╭─ RECORDS SHOWN

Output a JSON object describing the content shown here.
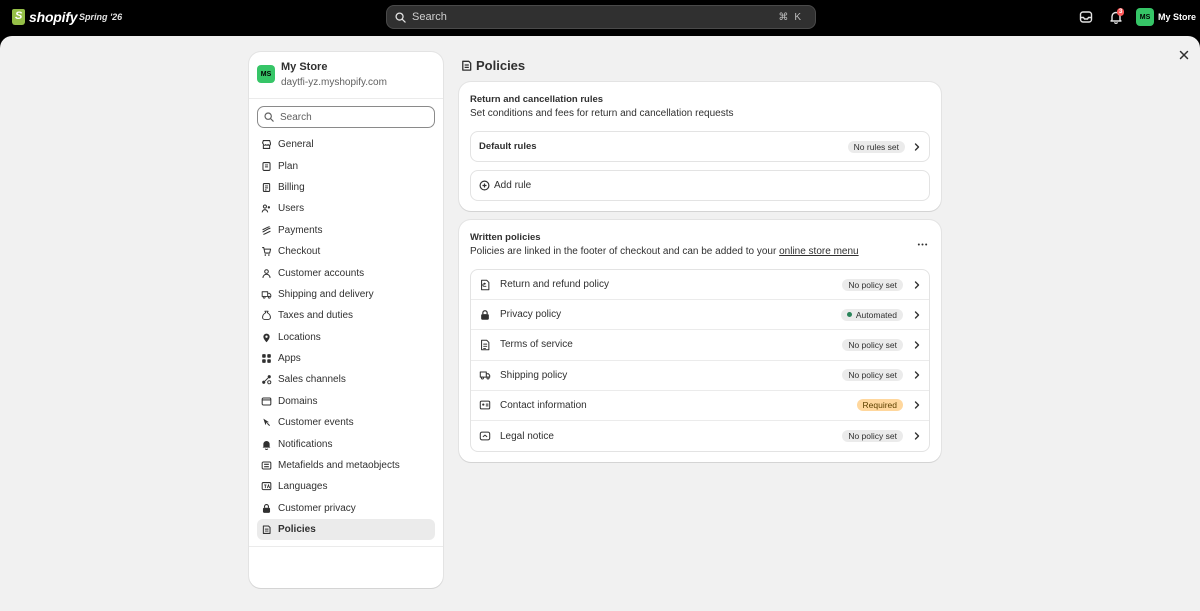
{
  "topbar": {
    "logo_text": "shopify",
    "version": "Spring '26",
    "search_placeholder": "Search",
    "shortcut": "⌘K",
    "notification_count": "3",
    "avatar_initials": "MS",
    "store_name": "My Store"
  },
  "sidebar": {
    "store_initials": "MS",
    "store_name": "My Store",
    "store_domain": "daytfi-yz.myshopify.com",
    "search_placeholder": "Search",
    "items": [
      {
        "label": "General",
        "icon": "store-icon"
      },
      {
        "label": "Plan",
        "icon": "plan-icon"
      },
      {
        "label": "Billing",
        "icon": "billing-icon"
      },
      {
        "label": "Users",
        "icon": "users-icon"
      },
      {
        "label": "Payments",
        "icon": "payments-icon"
      },
      {
        "label": "Checkout",
        "icon": "cart-icon"
      },
      {
        "label": "Customer accounts",
        "icon": "person-icon"
      },
      {
        "label": "Shipping and delivery",
        "icon": "truck-icon"
      },
      {
        "label": "Taxes and duties",
        "icon": "tax-icon"
      },
      {
        "label": "Locations",
        "icon": "location-icon"
      },
      {
        "label": "Apps",
        "icon": "apps-icon"
      },
      {
        "label": "Sales channels",
        "icon": "channels-icon"
      },
      {
        "label": "Domains",
        "icon": "globe-icon"
      },
      {
        "label": "Customer events",
        "icon": "cursor-icon"
      },
      {
        "label": "Notifications",
        "icon": "bell-icon"
      },
      {
        "label": "Metafields and metaobjects",
        "icon": "metafields-icon"
      },
      {
        "label": "Languages",
        "icon": "language-icon"
      },
      {
        "label": "Customer privacy",
        "icon": "lock-icon"
      },
      {
        "label": "Policies",
        "icon": "policies-icon",
        "active": true
      }
    ]
  },
  "page": {
    "title": "Policies"
  },
  "return_card": {
    "title": "Return and cancellation rules",
    "subtitle": "Set conditions and fees for return and cancellation requests",
    "default_rules_label": "Default rules",
    "default_rules_badge": "No rules set",
    "add_rule_label": "Add rule"
  },
  "written_card": {
    "title": "Written policies",
    "subtitle_prefix": "Policies are linked in the footer of checkout and can be added to your ",
    "subtitle_link": "online store menu",
    "policies": [
      {
        "label": "Return and refund policy",
        "badge": "No policy set",
        "icon": "return-icon"
      },
      {
        "label": "Privacy policy",
        "badge": "Automated",
        "icon": "lock-icon",
        "status": "automated",
        "status_color": "#29845a"
      },
      {
        "label": "Terms of service",
        "badge": "No policy set",
        "icon": "document-icon"
      },
      {
        "label": "Shipping policy",
        "badge": "No policy set",
        "icon": "truck-icon"
      },
      {
        "label": "Contact information",
        "badge": "Required",
        "icon": "contact-icon",
        "status": "required",
        "status_color": "#ffd79d"
      },
      {
        "label": "Legal notice",
        "badge": "No policy set",
        "icon": "legal-icon"
      }
    ]
  }
}
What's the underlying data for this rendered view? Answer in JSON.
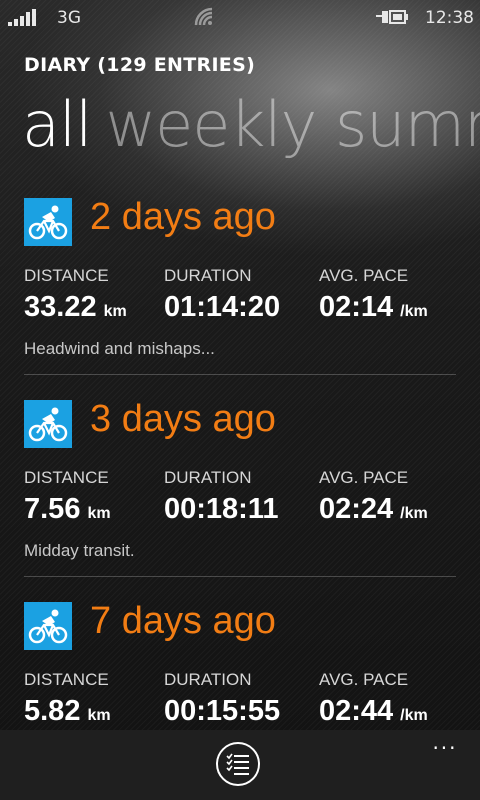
{
  "status": {
    "network": "3G",
    "time": "12:38"
  },
  "header": {
    "diary_title": "DIARY (129 ENTRIES)"
  },
  "pivot": {
    "active": "all",
    "inactive": "weekly summ"
  },
  "labels": {
    "distance": "DISTANCE",
    "duration": "DURATION",
    "pace": "AVG. PACE"
  },
  "entries": [
    {
      "when": "2 days ago",
      "distance": "33.22",
      "distance_unit": "km",
      "duration": "01:14:20",
      "pace": "02:14",
      "pace_unit": "/km",
      "note": "Headwind and mishaps..."
    },
    {
      "when": "3 days ago",
      "distance": "7.56",
      "distance_unit": "km",
      "duration": "00:18:11",
      "pace": "02:24",
      "pace_unit": "/km",
      "note": "Midday transit."
    },
    {
      "when": "7 days ago",
      "distance": "5.82",
      "distance_unit": "km",
      "duration": "00:15:55",
      "pace": "02:44",
      "pace_unit": "/km",
      "note": ""
    }
  ],
  "appbar": {
    "more": "..."
  },
  "icons": {
    "activity": "cycling-icon",
    "appbar": "checklist-icon"
  },
  "colors": {
    "accent_orange": "#f27d14",
    "tile_blue": "#1ba1e2"
  }
}
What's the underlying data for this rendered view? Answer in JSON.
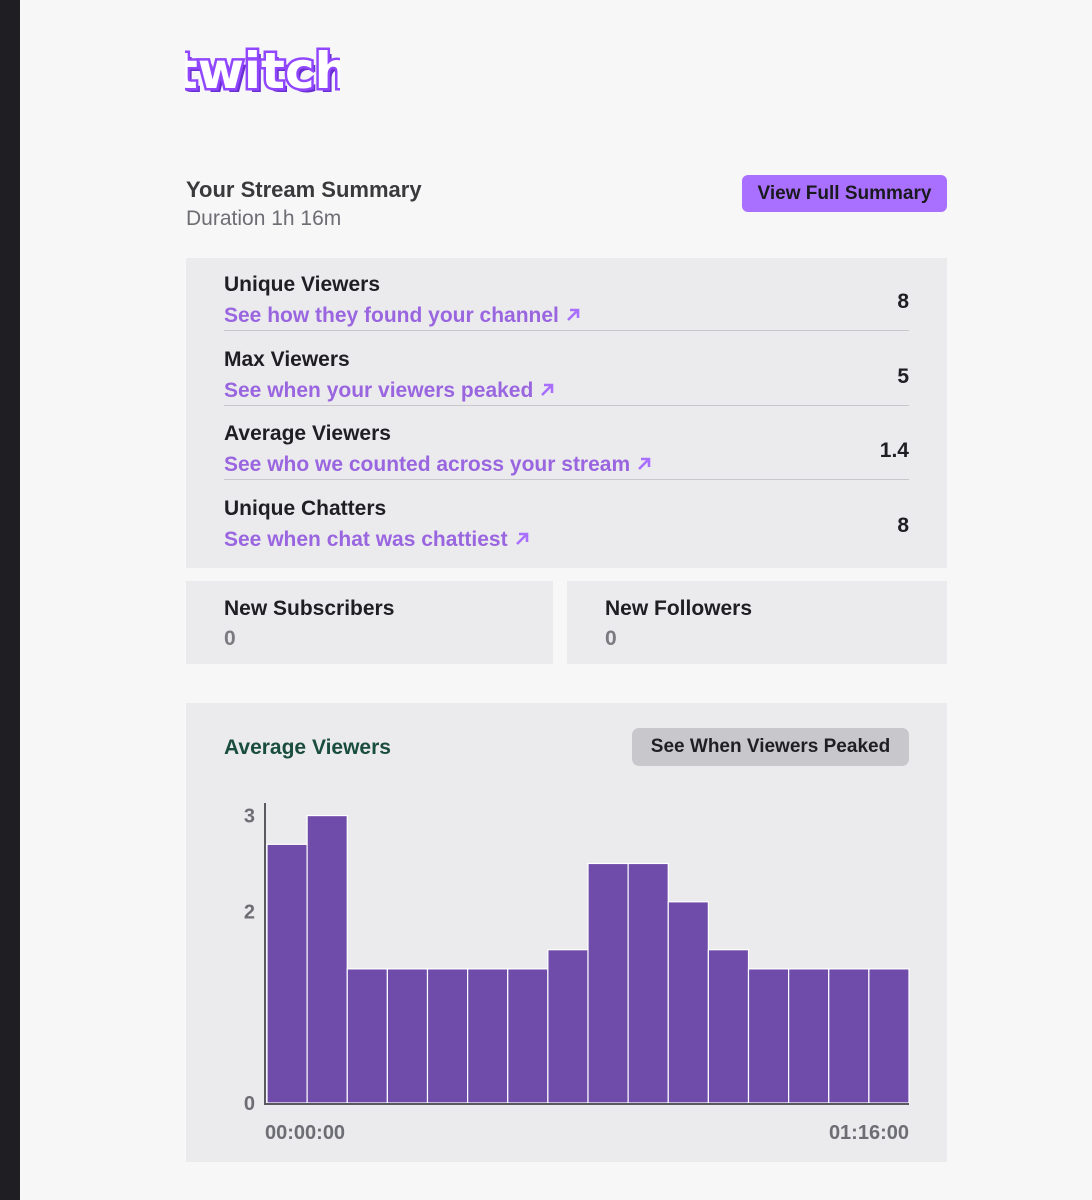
{
  "brand": {
    "logo_text": "twitch",
    "color": "#9147ff"
  },
  "summary": {
    "title": "Your Stream Summary",
    "duration": "Duration 1h 16m",
    "full_summary_button": "View Full Summary"
  },
  "stats": [
    {
      "label": "Unique Viewers",
      "link": "See how they found your channel",
      "value": "8",
      "icon": "arrow-up-right-icon"
    },
    {
      "label": "Max Viewers",
      "link": "See when your viewers peaked",
      "value": "5",
      "icon": "arrow-up-right-icon"
    },
    {
      "label": "Average Viewers",
      "link": "See who we counted across your stream",
      "value": "1.4",
      "icon": "arrow-up-right-icon"
    },
    {
      "label": "Unique Chatters",
      "link": "See when chat was chattiest",
      "value": "8",
      "icon": "arrow-up-right-icon"
    }
  ],
  "subscribers": {
    "label": "New Subscribers",
    "value": "0"
  },
  "followers": {
    "label": "New Followers",
    "value": "0"
  },
  "chart_section": {
    "title": "Average Viewers",
    "button": "See When Viewers Peaked"
  },
  "colors": {
    "accent": "#a970ff",
    "link": "#9a66e0",
    "bar": "#6f4baa",
    "chart_title": "#1a4d3c"
  },
  "chart_data": {
    "type": "bar",
    "title": "Average Viewers",
    "xlabel": "",
    "ylabel": "",
    "x_start_label": "00:00:00",
    "x_end_label": "01:16:00",
    "y_ticks": [
      0,
      2,
      3
    ],
    "ylim": [
      0,
      3.1
    ],
    "grid": false,
    "values": [
      2.7,
      3.0,
      1.4,
      1.4,
      1.4,
      1.4,
      1.4,
      1.6,
      2.5,
      2.5,
      2.1,
      1.6,
      1.4,
      1.4,
      1.4,
      1.4
    ]
  }
}
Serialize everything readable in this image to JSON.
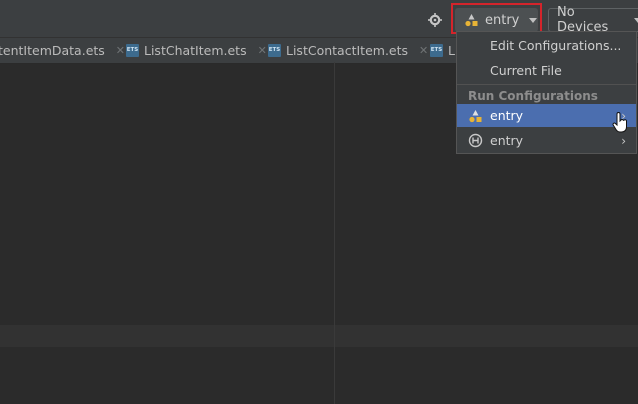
{
  "toolbar": {
    "settings_icon": "target-gear-icon",
    "run_config_label": "entry",
    "device_label": "No Devices"
  },
  "tabs": [
    {
      "label": "tentItemData.ets"
    },
    {
      "label": "ListChatItem.ets"
    },
    {
      "label": "ListContactItem.ets"
    },
    {
      "label": "L"
    }
  ],
  "tab_icon_text": "ETS",
  "dropdown": {
    "edit_configurations": "Edit Configurations...",
    "current_file": "Current File",
    "section_header": "Run Configurations",
    "items": [
      {
        "label": "entry",
        "icon": "app-module-icon",
        "selected": true
      },
      {
        "label": "entry",
        "icon": "harmony-h-icon",
        "selected": false
      }
    ]
  },
  "colors": {
    "background": "#2b2b2b",
    "toolbar": "#3c3f41",
    "selection": "#4b6eaf",
    "highlight_border": "#d4242b"
  }
}
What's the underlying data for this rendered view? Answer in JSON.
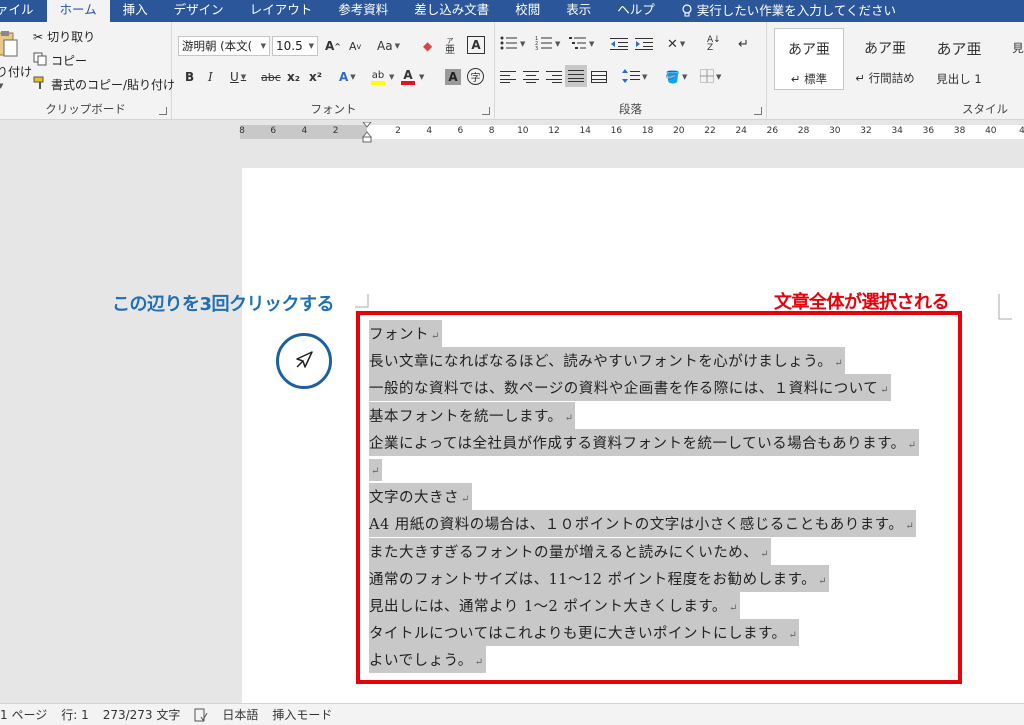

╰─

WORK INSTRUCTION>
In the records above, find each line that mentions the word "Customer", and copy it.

EXERCISE SOLUTION>
        "label": "Customer accounts",
        "label": "Customer events",
        "label": "Customer privacy",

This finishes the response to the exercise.